### WHAT YOU SHOULD DO
What is needed is a word-for-word copy of every record below, minus the pictures.
(SOURCE MATERIAL)
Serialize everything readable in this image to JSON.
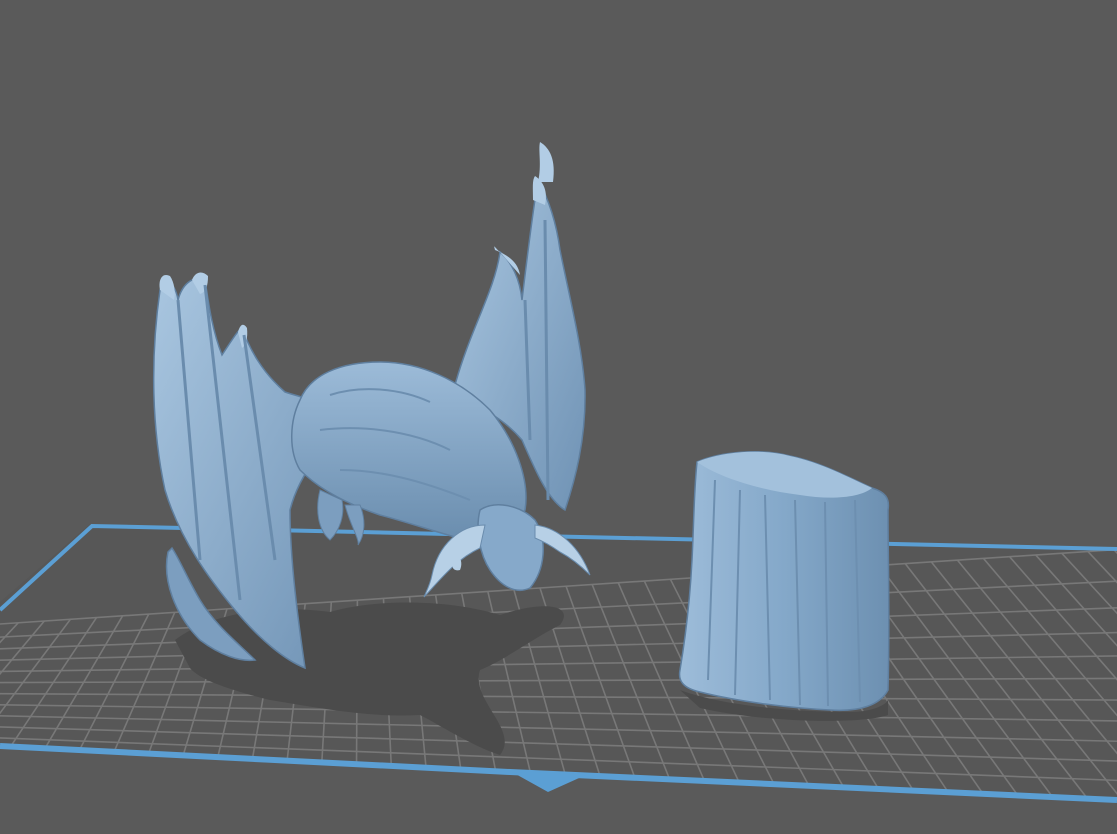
{
  "viewport": {
    "background_color": "#5a5a5a",
    "grid_line_color": "#787878",
    "plate_fill_color": "#575757",
    "plate_edge_color": "#5b9fd4",
    "model_color": "#8fb3d4",
    "model_shadow_color": "#5f7f9f",
    "shadow_color": "#4c4c4c"
  },
  "objects": [
    {
      "name": "dragon-model",
      "kind": "model"
    },
    {
      "name": "tree-stump-model",
      "kind": "model"
    }
  ]
}
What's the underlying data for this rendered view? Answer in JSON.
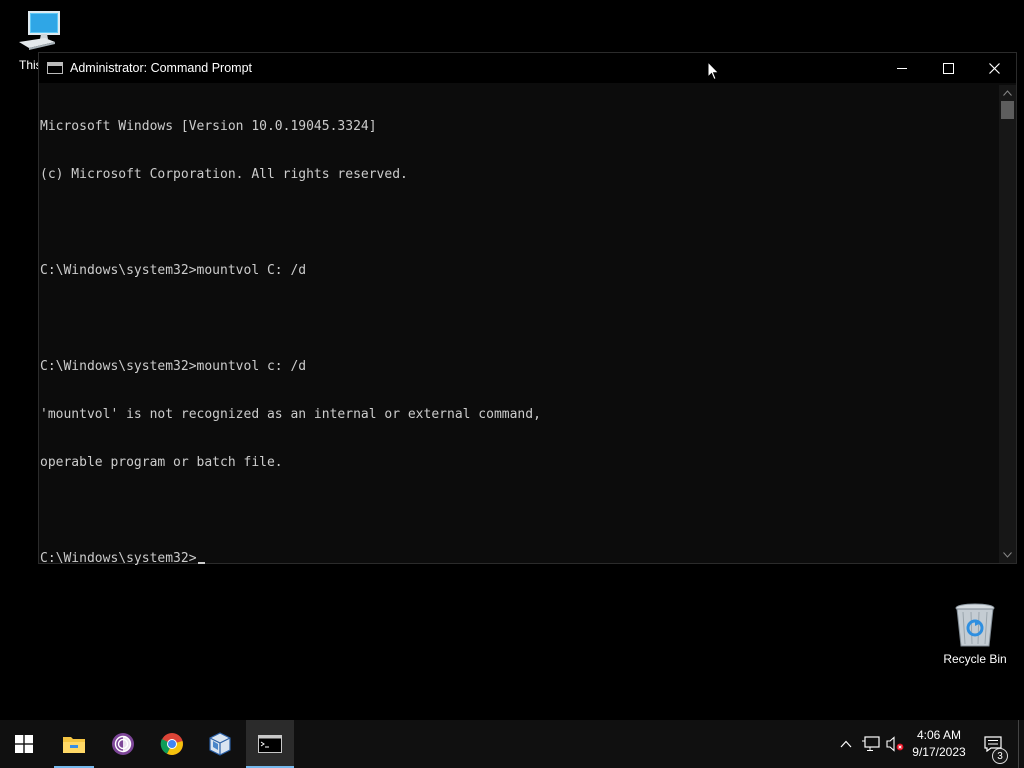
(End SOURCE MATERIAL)
### TASK SOLUTION
Serialize everything readable in this image to JSON.
{
  "viewport": {
    "background_color": "#5a5a5a",
    "grid_line_color": "#787878",
    "plate_fill_color": "#575757",
    "plate_edge_color": "#5b9fd4",
    "model_color": "#8fb3d4",
    "model_shadow_color": "#5f7f9f",
    "shadow_color": "#4c4c4c"
  },
  "objects": [
    {
      "name": "dragon-model",
      "kind": "model"
    },
    {
      "name": "tree-stump-model",
      "kind": "model"
    }
  ]
}
What's the underlying data for this rendered view? Answer in JSON.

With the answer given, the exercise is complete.